Going by Rice (1987), there are four species of large strophs (> 20 mm [>0.78 in] along the hinge) in the Decorah of the Twin Cities area: Strophomena filitexta, Strophomena septata, Oepikina inquassa, and Rafinesquina trentonensis. This omits several smaller strophs that top out in the 10–20 mm (0.39–0.78 in) range. Strophomena, like all good 19th century fossil taxa, has a dark and troubled past. Traditionally, large Strophomena in the Decorah and other rocks of comparable age were placed in S. incurvata, but Rice (1987) found a number of problems with using that name, and instead placed the largest Decorah stroph into S. filitexta, partially out of convenience. Whatever name chosen, the big Strophomena can exceed 36 mm (1.4 in) along the hinge (the largest cited by Rice had a hinge width of 36.5 mm [1.44 in], but I have some in the 40–45 mm [1.57–1.77 in] range; exact figures can be hard to get if the corners are buried or broken), has well-developed ridges for muscles on the interior of the pedicle valve, and has no median ridge on the interior of the pedicle valve. S. septata is usually smaller and has a well-developed median ridge on the interior of the pedicle valve. Rafinesquina trentonensis can be almost as large as the big Strophomena, but is more delicate, with very thin shells (on the order of 0.25 mm [about 0.01 in] thick at the edges) and delicate structures at the beak of the hinge for muscle attachment, on the brachial valve (known as cardinal processes; the beak makes more intuitive sense with other brachiopods, which come to a point at the hinge instead of having a wide straight hinge line, but there you go). Oepikina inquassa, on the other hand, has robust cardinal processes (Rice 1987).

I don't usually put on my taxonomist's hat, because it doesn't fit very well, but why not give it a shot? A couple of pedicle valves: A is an interior surface, and based on the median ridge I interpret it as a small Strophomena septata. B is an exterior surface, but the profile of the ridges can be seen. The thinness suggests Rafinesquina trentonensis, but the diamond is more of a Strophomena thing. I'd want to see the other side to check how strong the ridges are, but I'd rather have the whole shell in place than inevitably break it up finding out.

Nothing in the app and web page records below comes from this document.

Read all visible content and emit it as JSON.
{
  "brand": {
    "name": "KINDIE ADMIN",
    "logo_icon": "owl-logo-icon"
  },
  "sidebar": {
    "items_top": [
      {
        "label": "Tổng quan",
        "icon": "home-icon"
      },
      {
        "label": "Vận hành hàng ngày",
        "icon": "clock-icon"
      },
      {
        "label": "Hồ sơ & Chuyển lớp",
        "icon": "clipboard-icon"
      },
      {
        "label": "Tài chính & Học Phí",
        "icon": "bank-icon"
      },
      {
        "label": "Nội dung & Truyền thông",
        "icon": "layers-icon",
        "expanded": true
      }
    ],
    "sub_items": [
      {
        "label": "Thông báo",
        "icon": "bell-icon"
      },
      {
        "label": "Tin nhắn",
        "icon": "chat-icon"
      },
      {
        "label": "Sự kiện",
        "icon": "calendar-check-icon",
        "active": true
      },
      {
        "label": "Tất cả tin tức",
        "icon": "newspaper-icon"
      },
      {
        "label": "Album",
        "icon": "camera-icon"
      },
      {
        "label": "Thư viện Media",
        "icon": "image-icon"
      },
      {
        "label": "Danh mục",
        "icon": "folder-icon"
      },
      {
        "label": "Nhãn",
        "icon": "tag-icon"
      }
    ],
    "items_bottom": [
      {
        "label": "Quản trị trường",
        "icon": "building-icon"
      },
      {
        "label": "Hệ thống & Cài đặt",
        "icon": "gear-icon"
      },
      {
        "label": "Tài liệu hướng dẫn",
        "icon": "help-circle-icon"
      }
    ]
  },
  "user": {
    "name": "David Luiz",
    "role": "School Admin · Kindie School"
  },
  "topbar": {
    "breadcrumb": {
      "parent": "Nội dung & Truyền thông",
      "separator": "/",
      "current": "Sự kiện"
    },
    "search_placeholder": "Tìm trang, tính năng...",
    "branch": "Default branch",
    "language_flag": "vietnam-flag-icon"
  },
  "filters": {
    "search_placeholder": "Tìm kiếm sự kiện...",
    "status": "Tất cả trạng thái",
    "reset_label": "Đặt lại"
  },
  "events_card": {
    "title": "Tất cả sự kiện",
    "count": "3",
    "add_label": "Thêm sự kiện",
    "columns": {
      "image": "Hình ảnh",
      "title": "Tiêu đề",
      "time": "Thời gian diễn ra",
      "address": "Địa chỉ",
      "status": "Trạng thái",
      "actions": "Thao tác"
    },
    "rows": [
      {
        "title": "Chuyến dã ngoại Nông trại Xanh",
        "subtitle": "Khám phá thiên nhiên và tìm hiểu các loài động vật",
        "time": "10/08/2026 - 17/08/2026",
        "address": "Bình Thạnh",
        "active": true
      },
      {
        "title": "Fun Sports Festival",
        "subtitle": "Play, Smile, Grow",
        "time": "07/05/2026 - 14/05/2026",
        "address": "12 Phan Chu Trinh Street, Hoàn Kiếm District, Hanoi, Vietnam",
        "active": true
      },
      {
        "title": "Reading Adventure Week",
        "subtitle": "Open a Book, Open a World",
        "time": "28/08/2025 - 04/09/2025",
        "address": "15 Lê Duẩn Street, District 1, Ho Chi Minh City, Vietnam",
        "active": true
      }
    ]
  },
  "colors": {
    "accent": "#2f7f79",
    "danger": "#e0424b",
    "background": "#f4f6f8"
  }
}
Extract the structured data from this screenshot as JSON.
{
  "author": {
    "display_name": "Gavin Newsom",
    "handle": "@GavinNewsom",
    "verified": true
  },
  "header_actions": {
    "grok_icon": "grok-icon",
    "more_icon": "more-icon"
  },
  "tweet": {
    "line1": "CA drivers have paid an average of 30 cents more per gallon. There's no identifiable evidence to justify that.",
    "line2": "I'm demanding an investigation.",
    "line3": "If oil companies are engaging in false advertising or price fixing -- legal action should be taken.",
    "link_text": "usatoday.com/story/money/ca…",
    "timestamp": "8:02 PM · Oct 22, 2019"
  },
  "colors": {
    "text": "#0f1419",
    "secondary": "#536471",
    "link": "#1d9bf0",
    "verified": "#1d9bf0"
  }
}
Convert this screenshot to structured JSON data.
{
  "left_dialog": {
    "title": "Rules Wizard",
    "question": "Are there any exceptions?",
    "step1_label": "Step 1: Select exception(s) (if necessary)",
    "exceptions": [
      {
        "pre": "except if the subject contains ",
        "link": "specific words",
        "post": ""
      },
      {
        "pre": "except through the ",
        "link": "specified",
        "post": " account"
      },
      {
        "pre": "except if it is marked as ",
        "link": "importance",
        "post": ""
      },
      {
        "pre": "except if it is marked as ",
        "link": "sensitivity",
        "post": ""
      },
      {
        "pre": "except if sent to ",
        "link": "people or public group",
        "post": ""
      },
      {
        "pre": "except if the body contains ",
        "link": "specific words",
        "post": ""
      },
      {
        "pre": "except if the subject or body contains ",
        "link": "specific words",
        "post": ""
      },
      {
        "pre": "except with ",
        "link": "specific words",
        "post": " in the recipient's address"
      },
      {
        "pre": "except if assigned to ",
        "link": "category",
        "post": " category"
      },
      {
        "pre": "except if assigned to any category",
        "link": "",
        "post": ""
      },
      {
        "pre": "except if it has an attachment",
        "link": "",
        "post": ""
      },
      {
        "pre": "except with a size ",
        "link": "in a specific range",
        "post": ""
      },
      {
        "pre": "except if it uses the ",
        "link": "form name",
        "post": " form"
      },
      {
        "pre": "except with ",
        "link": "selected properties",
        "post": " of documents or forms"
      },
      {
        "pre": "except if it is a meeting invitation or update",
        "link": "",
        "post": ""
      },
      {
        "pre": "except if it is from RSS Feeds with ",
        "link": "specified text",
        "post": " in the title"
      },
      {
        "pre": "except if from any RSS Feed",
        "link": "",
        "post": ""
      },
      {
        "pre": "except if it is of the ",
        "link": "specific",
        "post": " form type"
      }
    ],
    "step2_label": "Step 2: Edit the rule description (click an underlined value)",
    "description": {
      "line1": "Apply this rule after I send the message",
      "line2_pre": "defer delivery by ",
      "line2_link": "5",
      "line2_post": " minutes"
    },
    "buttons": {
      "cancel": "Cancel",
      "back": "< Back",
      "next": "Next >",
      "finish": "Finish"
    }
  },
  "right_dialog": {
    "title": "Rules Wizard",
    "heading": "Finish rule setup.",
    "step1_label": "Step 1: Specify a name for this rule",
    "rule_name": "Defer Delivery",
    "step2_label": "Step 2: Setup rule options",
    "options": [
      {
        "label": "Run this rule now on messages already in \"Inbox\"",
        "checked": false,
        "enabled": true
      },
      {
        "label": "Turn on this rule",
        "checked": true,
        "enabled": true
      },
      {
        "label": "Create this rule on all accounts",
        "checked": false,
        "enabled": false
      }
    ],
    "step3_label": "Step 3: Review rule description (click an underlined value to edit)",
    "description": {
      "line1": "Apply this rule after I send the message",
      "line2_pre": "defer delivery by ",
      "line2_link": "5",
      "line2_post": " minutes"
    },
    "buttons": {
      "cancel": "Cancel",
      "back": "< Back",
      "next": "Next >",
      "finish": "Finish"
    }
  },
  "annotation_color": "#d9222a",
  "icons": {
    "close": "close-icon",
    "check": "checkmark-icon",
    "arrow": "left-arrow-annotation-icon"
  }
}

A Rafinesquina? A shows the whole valve in a slab, and B shows the extreme thinness of a loose part of the shell (the upper right side in A; the part circumscribed by a crack).

In Rice's sample, S. filitexta was most abundant, with 104 specimens. S. septata and Rafinesquina trentonensis were almost tied, at 56 and 53, respectively. Oepikina inquassa brought up the rear, with only 13. Interestingly, S. filitexta was not found above approximately 17.5 m (57.4 ft) above the shale/Carimona contact, while the other three were all concentrated between approximately 12.3 m (40.4 ft) and 17.5 m (57.4 ft) up (Rice 1987).


Freeman, R. L., B. F. Dattilo, A. Morse, M. Blair, S. Felton, and J. Pojeta, Jr. 2013. The "Curse of Rafinesquina": negative taphonomic feedback exerted by strophomenid shells on storm-buried lingulids in the Cincinnatian Series (Katian, Ordovician) of Ohio. Palaios 28(6):359–372.

Meyer, D. L., and R. A. Davis. 2009. A sea without fish: life in the Ordovician sea of the Cincinnati region. Indiana University Press, Bloomington and Indianapolis, Indiana.

Rice, W. F. 1987. The systematics and biostratigraphy of the Brachiopoda of the Decorah Shale at St. Paul, Minnesota. Pages 136–166 in R. E. Sloan, editor. Middle and Late Ordovician lithostratigraphy and biostratigraphy of the Upper Mississippi Valley. Minnesota Geological Survey, St. Paul, Minnesota. Report of Investigations 35.

Rice, W. F., and E. P. Hedblom. 1987. Brachiopods and trilobites of the Sardeson Beds in the Twin Cities. Pages 131–135 in R. E. Sloan, editor. Middle and Late Ordovician lithostratigraphy and biostratigraphy of the Upper Mississippi Valley. Minnesota Geological Survey, St. Paul, Minnesota. Report of Investigations 35.

1 comment:

  1. One more thing: Minnesota Rafinesquina tend to be like half moon with the circle half pulled outward a bit more. Rafinesquina minnesonensis from platteville is the most extreme of the two species. I also found out some irony: most Ordovician fossils with species name minnesonensis tend to be from Platteville. Like Cincinnetina minnesontensis, Rafinesquina minnesontensis, etc.